- **Problem description**
Lines that contain "kind" are to be copied from the material, every one of them.

- **Data listing**
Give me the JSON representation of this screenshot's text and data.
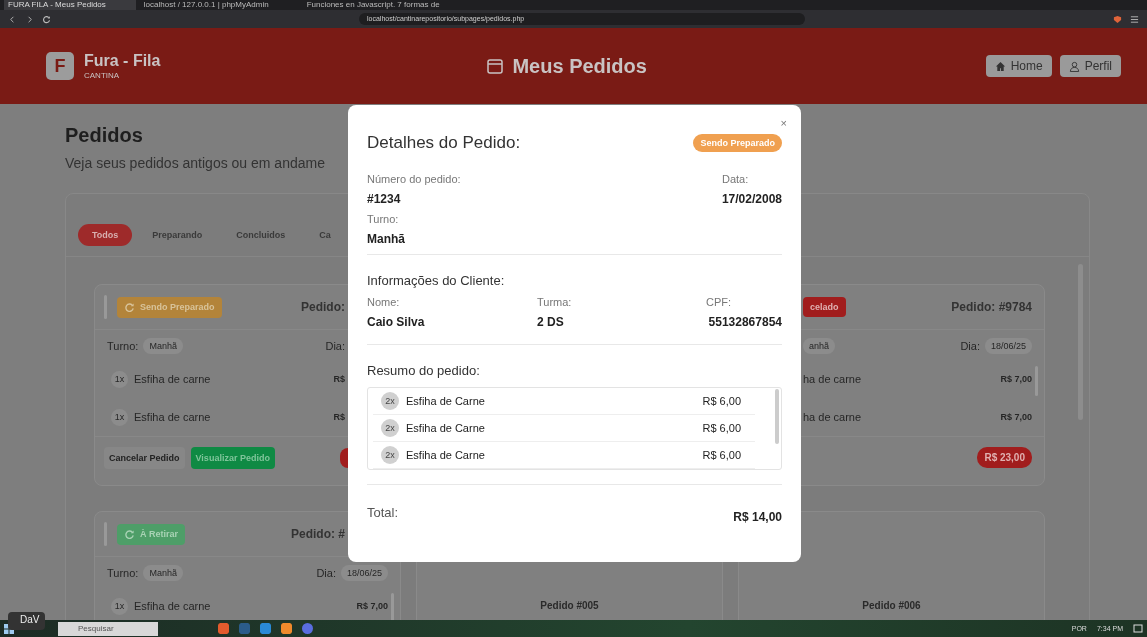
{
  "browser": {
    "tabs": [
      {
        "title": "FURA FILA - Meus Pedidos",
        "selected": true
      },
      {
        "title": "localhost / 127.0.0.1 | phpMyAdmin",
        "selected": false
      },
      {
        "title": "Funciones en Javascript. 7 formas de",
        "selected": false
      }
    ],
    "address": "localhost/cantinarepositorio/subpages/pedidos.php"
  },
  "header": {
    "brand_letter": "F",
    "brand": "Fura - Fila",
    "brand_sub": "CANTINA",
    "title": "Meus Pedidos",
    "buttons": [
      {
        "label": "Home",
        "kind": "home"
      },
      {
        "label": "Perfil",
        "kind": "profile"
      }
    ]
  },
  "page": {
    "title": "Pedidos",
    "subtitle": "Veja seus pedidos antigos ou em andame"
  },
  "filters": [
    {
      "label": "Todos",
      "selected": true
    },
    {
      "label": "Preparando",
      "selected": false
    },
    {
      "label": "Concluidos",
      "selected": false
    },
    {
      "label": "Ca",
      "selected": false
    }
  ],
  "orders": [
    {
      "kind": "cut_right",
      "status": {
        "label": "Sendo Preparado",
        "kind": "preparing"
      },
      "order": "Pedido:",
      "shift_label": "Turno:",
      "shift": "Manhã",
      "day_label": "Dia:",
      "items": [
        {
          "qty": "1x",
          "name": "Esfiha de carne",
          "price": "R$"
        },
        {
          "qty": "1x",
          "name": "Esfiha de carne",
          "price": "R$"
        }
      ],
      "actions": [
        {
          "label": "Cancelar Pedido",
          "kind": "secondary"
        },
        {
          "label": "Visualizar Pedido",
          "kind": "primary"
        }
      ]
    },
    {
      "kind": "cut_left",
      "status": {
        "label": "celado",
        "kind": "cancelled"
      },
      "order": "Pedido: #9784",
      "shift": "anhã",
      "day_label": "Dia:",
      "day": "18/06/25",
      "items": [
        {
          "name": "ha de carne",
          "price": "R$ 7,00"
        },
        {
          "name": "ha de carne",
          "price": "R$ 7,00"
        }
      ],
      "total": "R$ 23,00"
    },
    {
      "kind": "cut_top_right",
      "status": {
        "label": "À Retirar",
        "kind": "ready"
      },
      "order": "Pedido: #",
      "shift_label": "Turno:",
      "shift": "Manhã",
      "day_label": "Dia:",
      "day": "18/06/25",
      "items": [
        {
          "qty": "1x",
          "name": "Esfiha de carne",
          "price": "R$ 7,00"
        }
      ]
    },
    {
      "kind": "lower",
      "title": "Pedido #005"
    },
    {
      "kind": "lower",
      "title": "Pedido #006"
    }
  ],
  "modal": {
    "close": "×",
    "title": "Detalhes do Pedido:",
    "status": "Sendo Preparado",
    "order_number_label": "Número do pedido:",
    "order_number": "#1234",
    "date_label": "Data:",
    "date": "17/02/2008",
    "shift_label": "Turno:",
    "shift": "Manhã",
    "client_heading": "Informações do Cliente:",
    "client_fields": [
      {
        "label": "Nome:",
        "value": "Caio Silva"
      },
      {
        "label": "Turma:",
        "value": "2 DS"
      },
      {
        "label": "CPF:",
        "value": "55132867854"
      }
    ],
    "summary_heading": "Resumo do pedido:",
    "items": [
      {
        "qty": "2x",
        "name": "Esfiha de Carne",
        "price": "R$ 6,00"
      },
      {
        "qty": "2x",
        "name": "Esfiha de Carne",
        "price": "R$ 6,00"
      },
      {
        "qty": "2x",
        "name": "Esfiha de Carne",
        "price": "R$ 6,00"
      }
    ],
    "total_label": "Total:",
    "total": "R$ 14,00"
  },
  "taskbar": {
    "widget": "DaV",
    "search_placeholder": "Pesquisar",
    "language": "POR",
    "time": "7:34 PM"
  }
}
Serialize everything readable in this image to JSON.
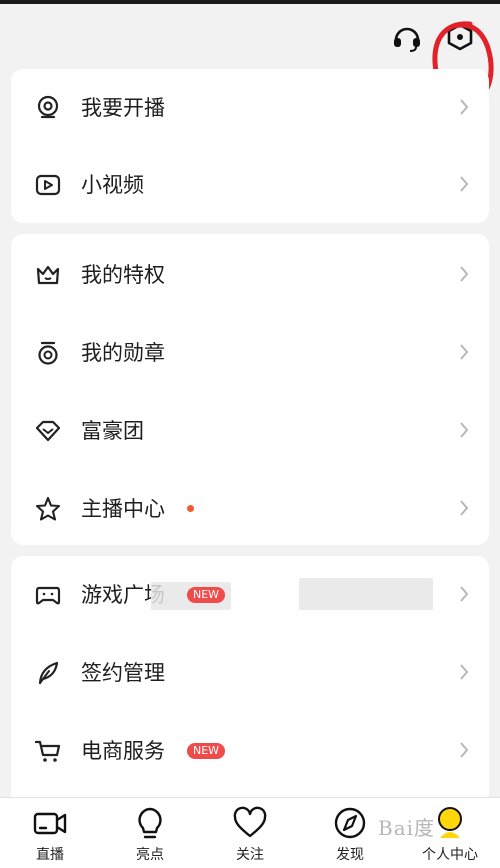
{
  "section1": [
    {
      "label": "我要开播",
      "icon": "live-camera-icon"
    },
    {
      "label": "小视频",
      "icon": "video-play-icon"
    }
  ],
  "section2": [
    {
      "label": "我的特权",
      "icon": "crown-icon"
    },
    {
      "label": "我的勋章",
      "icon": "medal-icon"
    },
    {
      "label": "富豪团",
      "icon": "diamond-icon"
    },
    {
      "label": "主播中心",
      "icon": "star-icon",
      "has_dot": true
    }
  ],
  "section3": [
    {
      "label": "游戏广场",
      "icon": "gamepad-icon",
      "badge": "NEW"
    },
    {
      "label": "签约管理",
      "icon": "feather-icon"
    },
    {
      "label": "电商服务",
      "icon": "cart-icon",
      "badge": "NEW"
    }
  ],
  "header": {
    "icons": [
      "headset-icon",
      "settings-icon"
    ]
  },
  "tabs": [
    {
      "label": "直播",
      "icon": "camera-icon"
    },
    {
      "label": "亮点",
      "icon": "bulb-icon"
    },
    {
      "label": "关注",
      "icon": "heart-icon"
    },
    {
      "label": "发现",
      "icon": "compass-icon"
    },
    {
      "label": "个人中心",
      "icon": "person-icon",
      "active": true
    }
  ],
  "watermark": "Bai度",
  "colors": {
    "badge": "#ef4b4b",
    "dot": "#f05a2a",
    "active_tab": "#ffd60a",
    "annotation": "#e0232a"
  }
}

- **Solution to this problem**
        "kind": "home"
        "kind": "profile"
      "kind": "cut_right",
        "kind": "preparing"
          "kind": "secondary"
          "kind": "primary"
      "kind": "cut_left",
        "kind": "cancelled"
      "kind": "cut_top_right",
        "kind": "ready"
      "kind": "lower",
      "kind": "lower",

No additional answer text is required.